### Exercise prompt
Write out all of the entries that follow, word for word, but skip the pictures.

### Records provided

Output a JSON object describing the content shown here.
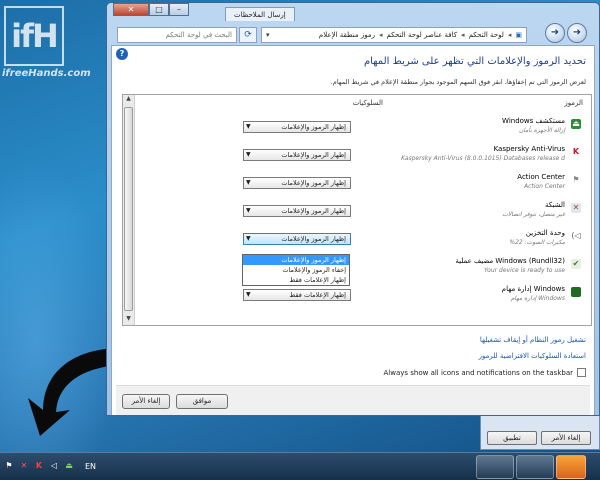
{
  "branding": {
    "logo_text": "ifH",
    "site": "ifreeHands.com"
  },
  "window": {
    "title_tab": "إرسال الملاحظات",
    "caption_min": "–",
    "caption_max": "□",
    "caption_close": "✕",
    "search_placeholder": "البحث في لوحة التحكم",
    "breadcrumb": [
      "لوحة التحكم",
      "كافة عناصر لوحة التحكم",
      "رموز منطقة الإعلام"
    ],
    "heading": "تحديد الرموز والإعلامات التي تظهر على شريط المهام",
    "description": "لعرض الرموز التي تم إخفاؤها، انقر فوق السهم الموجود بجوار منطقة الإعلام في شريط المهام."
  },
  "table": {
    "col_icons": "الرموز",
    "col_behaviors": "السلوكيات",
    "rows": [
      {
        "name": "مستكشف Windows",
        "sub": "إزالة الأجهزة بأمان",
        "value": "إظهار الرموز والإعلامات",
        "icon_color": "#2e8b3a",
        "icon": "usb-icon"
      },
      {
        "name": "Kaspersky Anti-Virus",
        "sub": "Kaspersky Anti-Virus (8.0.0.1015) Databases release d",
        "value": "إظهار الرموز والإعلامات",
        "icon_color": "#c8102e",
        "icon": "kaspersky-icon"
      },
      {
        "name": "Action Center",
        "sub": "Action Center",
        "value": "إظهار الرموز والإعلامات",
        "icon_color": "#888888",
        "icon": "flag-icon"
      },
      {
        "name": "الشبكة",
        "sub": "غير متصل، تتوفر اتصالات",
        "value": "إظهار الرموز والإعلامات",
        "icon_color": "#c0392b",
        "icon": "network-icon"
      },
      {
        "name": "وحدة التخزين",
        "sub": "مكبرات الصوت: 22%",
        "value": "إظهار الرموز والإعلامات",
        "icon_color": "#555555",
        "icon": "speaker-icon"
      },
      {
        "name": "Windows (Rundll32) مضيف عملية",
        "sub": "Your device is ready to use",
        "value": "",
        "icon_color": "#3a7d2c",
        "icon": "device-icon"
      },
      {
        "name": "Windows إدارة مهام",
        "sub": "Windows إدارة مهام",
        "value": "إظهار الإعلامات فقط",
        "icon_color": "#2a8a2a",
        "icon": "task-manager-icon"
      }
    ],
    "dropdown_options": [
      "إظهار الرموز والإعلامات",
      "إخفاء الرموز والإعلامات",
      "إظهار الإعلامات فقط"
    ],
    "dropdown_selected_index": 0
  },
  "links": {
    "system_icons": "تشغيل رموز النظام أو إيقاف تشغيلها",
    "restore_defaults": "استعادة السلوكيات الافتراضية للرموز"
  },
  "always_show": {
    "label": "Always show all icons and notifications on the taskbar",
    "checked": false
  },
  "footer": {
    "ok": "موافق",
    "cancel": "إلغاء الأمر"
  },
  "background_window": {
    "apply": "تطبيق",
    "cancel": "إلغاء الأمر"
  },
  "taskbar": {
    "language": "EN"
  }
}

### Output of the task
Output a JSON object describing the content shown here.
{
  "branding": {
    "logo_text": "ifH",
    "site": "ifreeHands.com"
  },
  "window": {
    "title_tab": "إرسال الملاحظات",
    "caption_min": "–",
    "caption_max": "□",
    "caption_close": "✕",
    "search_placeholder": "البحث في لوحة التحكم",
    "breadcrumb": [
      "لوحة التحكم",
      "كافة عناصر لوحة التحكم",
      "رموز منطقة الإعلام"
    ],
    "heading": "تحديد الرموز والإعلامات التي تظهر على شريط المهام",
    "description": "لعرض الرموز التي تم إخفاؤها، انقر فوق السهم الموجود بجوار منطقة الإعلام في شريط المهام."
  },
  "table": {
    "col_icons": "الرموز",
    "col_behaviors": "السلوكيات",
    "rows": [
      {
        "name": "مستكشف Windows",
        "sub": "إزالة الأجهزة بأمان",
        "value": "إظهار الرموز والإعلامات",
        "icon_color": "#2e8b3a",
        "icon": "usb-icon"
      },
      {
        "name": "Kaspersky Anti-Virus",
        "sub": "Kaspersky Anti-Virus (8.0.0.1015) Databases release d",
        "value": "إظهار الرموز والإعلامات",
        "icon_color": "#c8102e",
        "icon": "kaspersky-icon"
      },
      {
        "name": "Action Center",
        "sub": "Action Center",
        "value": "إظهار الرموز والإعلامات",
        "icon_color": "#888888",
        "icon": "flag-icon"
      },
      {
        "name": "الشبكة",
        "sub": "غير متصل، تتوفر اتصالات",
        "value": "إظهار الرموز والإعلامات",
        "icon_color": "#c0392b",
        "icon": "network-icon"
      },
      {
        "name": "وحدة التخزين",
        "sub": "مكبرات الصوت: 22%",
        "value": "إظهار الرموز والإعلامات",
        "icon_color": "#555555",
        "icon": "speaker-icon"
      },
      {
        "name": "Windows (Rundll32) مضيف عملية",
        "sub": "Your device is ready to use",
        "value": "",
        "icon_color": "#3a7d2c",
        "icon": "device-icon"
      },
      {
        "name": "Windows إدارة مهام",
        "sub": "Windows إدارة مهام",
        "value": "إظهار الإعلامات فقط",
        "icon_color": "#2a8a2a",
        "icon": "task-manager-icon"
      }
    ],
    "dropdown_options": [
      "إظهار الرموز والإعلامات",
      "إخفاء الرموز والإعلامات",
      "إظهار الإعلامات فقط"
    ],
    "dropdown_selected_index": 0
  },
  "links": {
    "system_icons": "تشغيل رموز النظام أو إيقاف تشغيلها",
    "restore_defaults": "استعادة السلوكيات الافتراضية للرموز"
  },
  "always_show": {
    "label": "Always show all icons and notifications on the taskbar",
    "checked": false
  },
  "footer": {
    "ok": "موافق",
    "cancel": "إلغاء الأمر"
  },
  "background_window": {
    "apply": "تطبيق",
    "cancel": "إلغاء الأمر"
  },
  "taskbar": {
    "language": "EN"
  }
}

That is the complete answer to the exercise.